It’s impossible for the game to prevent Lifeweaver from, say, pulling an ally out of cover and directly into a Widowmaker’s line of fire. Or, like so many clumsy Mei, accidentally ruin a teammate’s ult by snatching them out of position. On that note, characters that can’t move during their ultimate, like Pharah, Bastion, and even Reaper, can be pulled during their ultimates. Which could go very well or very poorly.
The brief period of invulnerability Life Grip offers helps mitigate the potential harm, similarly limiting its troll potential, but it’s not a panacea. Anything a Lifeweaver could pull their ally away from is something he could pull them into. D.va’s bomb, Junkrat’s tire, Mei’s blizzard, Rein’s shatter, Zarya’s grav.
It’s not a question of whether your team’s Lifeweaver is going to get you killed. It’s a question of when and how often.
The Overwatch Hierarchy of Decisionmaking
Depending on your role in Overwatch 2, you might have very different reactions to the sentence above. If you’re a tank, like Tercius, there’s a possibility you haven’t stopped grumbling since first hearing about this. (Even after explaining to Tercius the safeguards in place to prevent Lifeweaver from dropping him into a hole, he still adamantly dislikes the new ability.)
On the other hand, if you’re a support main like me, you might finally feel a sense of balance for the first time in your Overwatch career.

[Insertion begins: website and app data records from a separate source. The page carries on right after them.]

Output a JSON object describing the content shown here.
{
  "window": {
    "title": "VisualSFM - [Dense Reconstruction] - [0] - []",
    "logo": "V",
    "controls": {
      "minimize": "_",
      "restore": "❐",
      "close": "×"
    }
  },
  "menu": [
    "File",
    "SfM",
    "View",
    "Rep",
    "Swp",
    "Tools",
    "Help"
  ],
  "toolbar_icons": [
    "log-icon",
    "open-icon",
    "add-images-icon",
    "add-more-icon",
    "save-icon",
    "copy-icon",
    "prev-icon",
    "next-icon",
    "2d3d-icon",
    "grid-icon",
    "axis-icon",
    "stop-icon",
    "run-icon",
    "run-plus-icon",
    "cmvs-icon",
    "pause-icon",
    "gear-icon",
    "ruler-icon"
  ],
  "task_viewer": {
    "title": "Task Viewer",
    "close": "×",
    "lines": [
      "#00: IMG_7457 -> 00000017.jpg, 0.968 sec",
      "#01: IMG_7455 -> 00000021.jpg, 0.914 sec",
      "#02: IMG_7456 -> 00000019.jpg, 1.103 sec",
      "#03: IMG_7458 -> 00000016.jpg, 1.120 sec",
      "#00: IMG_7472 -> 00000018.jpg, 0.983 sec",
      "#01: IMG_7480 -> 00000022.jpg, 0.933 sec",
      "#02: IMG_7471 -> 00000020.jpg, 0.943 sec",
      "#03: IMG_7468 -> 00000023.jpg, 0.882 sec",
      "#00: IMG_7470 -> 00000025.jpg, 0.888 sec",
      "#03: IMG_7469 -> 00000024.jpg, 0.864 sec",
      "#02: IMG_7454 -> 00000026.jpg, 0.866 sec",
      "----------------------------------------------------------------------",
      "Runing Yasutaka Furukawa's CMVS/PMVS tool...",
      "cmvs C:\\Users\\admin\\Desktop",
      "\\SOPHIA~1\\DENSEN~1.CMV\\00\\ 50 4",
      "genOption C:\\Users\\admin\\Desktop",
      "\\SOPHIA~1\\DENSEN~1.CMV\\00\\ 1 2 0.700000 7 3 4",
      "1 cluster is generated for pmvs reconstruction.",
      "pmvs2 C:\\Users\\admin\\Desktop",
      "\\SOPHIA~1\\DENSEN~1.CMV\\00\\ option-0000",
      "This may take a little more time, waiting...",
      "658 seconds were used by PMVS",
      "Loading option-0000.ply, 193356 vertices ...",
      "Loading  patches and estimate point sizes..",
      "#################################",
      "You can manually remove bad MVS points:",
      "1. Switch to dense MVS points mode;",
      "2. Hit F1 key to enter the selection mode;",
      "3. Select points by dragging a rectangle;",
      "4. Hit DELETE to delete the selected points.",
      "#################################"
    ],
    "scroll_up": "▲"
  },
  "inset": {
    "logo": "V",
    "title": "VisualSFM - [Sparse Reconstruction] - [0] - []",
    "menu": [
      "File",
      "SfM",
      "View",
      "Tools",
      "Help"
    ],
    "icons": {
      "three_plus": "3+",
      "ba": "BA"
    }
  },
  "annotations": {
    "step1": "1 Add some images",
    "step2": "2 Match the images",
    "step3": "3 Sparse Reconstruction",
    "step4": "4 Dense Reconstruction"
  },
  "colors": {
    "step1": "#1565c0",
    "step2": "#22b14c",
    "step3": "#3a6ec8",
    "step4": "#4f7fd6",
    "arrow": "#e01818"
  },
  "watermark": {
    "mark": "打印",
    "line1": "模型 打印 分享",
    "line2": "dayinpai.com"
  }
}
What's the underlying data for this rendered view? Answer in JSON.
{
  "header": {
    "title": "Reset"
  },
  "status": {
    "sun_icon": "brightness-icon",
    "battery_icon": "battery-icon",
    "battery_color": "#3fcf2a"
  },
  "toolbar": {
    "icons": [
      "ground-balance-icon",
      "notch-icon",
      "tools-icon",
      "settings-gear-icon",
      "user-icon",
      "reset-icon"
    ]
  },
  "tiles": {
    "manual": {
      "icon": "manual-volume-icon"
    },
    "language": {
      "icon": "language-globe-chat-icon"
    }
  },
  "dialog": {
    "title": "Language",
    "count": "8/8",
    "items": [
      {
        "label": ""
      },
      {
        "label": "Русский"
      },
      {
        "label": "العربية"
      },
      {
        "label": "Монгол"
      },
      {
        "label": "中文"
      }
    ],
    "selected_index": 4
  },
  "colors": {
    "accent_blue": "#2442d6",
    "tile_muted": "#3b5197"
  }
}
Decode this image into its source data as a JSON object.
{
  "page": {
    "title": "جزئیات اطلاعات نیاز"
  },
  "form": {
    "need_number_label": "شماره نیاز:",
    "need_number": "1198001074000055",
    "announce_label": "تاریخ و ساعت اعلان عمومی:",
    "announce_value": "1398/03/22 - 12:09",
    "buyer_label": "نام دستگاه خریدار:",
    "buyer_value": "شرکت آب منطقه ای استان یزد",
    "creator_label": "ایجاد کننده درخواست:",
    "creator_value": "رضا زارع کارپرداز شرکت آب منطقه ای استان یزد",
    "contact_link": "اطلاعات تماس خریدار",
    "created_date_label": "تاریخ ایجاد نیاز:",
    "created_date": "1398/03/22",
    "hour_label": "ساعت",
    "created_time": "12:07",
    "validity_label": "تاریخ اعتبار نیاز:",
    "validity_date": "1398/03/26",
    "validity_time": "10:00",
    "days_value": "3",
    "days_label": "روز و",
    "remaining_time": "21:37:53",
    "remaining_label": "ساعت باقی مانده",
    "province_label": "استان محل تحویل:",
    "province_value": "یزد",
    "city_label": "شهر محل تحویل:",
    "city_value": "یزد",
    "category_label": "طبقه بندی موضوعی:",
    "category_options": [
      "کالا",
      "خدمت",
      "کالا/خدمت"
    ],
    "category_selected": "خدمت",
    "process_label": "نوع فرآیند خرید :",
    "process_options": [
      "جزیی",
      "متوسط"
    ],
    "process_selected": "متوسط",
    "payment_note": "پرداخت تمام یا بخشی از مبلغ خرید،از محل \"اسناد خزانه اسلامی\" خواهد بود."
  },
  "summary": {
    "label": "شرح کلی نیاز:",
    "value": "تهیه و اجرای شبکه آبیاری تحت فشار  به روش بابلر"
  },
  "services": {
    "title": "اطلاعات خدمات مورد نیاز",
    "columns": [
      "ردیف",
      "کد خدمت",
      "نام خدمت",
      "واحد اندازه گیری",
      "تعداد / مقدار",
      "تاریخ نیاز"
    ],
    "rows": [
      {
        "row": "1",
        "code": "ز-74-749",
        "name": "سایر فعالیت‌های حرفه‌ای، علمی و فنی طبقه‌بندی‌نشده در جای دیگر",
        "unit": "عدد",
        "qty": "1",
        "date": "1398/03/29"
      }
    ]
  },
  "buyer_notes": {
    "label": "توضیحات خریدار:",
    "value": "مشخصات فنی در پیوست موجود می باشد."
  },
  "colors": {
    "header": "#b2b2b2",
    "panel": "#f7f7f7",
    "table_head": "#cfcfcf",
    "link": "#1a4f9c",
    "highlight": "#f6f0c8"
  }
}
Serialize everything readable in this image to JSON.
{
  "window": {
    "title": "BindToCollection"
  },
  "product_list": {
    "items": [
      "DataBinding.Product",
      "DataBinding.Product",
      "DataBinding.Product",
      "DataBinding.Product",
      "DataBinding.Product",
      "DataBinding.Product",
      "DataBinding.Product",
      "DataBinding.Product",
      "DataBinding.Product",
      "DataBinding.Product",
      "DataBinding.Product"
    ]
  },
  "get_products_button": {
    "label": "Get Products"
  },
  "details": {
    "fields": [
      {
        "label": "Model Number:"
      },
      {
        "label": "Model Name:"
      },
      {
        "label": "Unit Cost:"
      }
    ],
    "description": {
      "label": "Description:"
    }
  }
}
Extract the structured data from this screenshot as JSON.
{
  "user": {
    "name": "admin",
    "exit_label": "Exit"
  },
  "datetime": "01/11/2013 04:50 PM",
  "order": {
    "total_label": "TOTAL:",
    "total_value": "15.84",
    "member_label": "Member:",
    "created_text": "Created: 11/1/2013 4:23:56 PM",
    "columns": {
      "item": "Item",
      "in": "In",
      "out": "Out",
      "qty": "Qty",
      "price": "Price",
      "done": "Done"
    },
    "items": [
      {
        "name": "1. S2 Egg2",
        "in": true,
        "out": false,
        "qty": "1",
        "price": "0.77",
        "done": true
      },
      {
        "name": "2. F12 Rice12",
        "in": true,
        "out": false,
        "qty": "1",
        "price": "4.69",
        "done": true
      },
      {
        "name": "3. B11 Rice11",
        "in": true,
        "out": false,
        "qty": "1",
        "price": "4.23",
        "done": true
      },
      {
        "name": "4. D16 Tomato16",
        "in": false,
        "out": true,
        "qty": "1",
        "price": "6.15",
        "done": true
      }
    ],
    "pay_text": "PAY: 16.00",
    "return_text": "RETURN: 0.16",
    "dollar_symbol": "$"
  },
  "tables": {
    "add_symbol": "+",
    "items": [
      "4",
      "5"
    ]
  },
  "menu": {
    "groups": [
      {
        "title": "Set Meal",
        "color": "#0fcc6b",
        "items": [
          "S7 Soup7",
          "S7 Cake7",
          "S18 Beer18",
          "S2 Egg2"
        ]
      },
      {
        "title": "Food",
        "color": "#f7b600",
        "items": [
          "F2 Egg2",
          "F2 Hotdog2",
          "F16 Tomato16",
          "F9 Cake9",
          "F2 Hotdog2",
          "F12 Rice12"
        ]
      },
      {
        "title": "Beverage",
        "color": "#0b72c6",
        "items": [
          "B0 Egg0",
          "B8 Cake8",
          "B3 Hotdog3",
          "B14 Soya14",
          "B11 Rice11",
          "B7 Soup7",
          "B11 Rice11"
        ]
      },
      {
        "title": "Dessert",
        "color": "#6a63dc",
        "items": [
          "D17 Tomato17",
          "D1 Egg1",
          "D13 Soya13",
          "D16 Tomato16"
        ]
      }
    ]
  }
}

I have more hours with Mercy than any other character. (And to stave off the inevitable smears on my honor: Nerfing Guardian Angel was fine, you whiners.) And I’m well versed in the idea of another character’s decision getting you killed.
To understand the problem, we have to acknowledge an unspoken dynamic in Overwatch, which is that the roles are not created equal. There’s a soft hierarchy for who gets to decide when and how to engage in a team fight. Put simply, a tank can rush into a fight and a support can grudgingly follow, but it’s very difficult for a support to fall back from a fight they know is lost and convince the tank to disengage.
“Yeah, but that’s your choice,” Tercius told me, referring of course to my decision to save his Reinhardt-ass when he charges into a losing battle. “Life Grip isn’t my choice. It removes my agency.” (Tercius is actually a great Reinhardt and rarely does this, but I have to vent my frustration with Quickplay tanks somewhere.)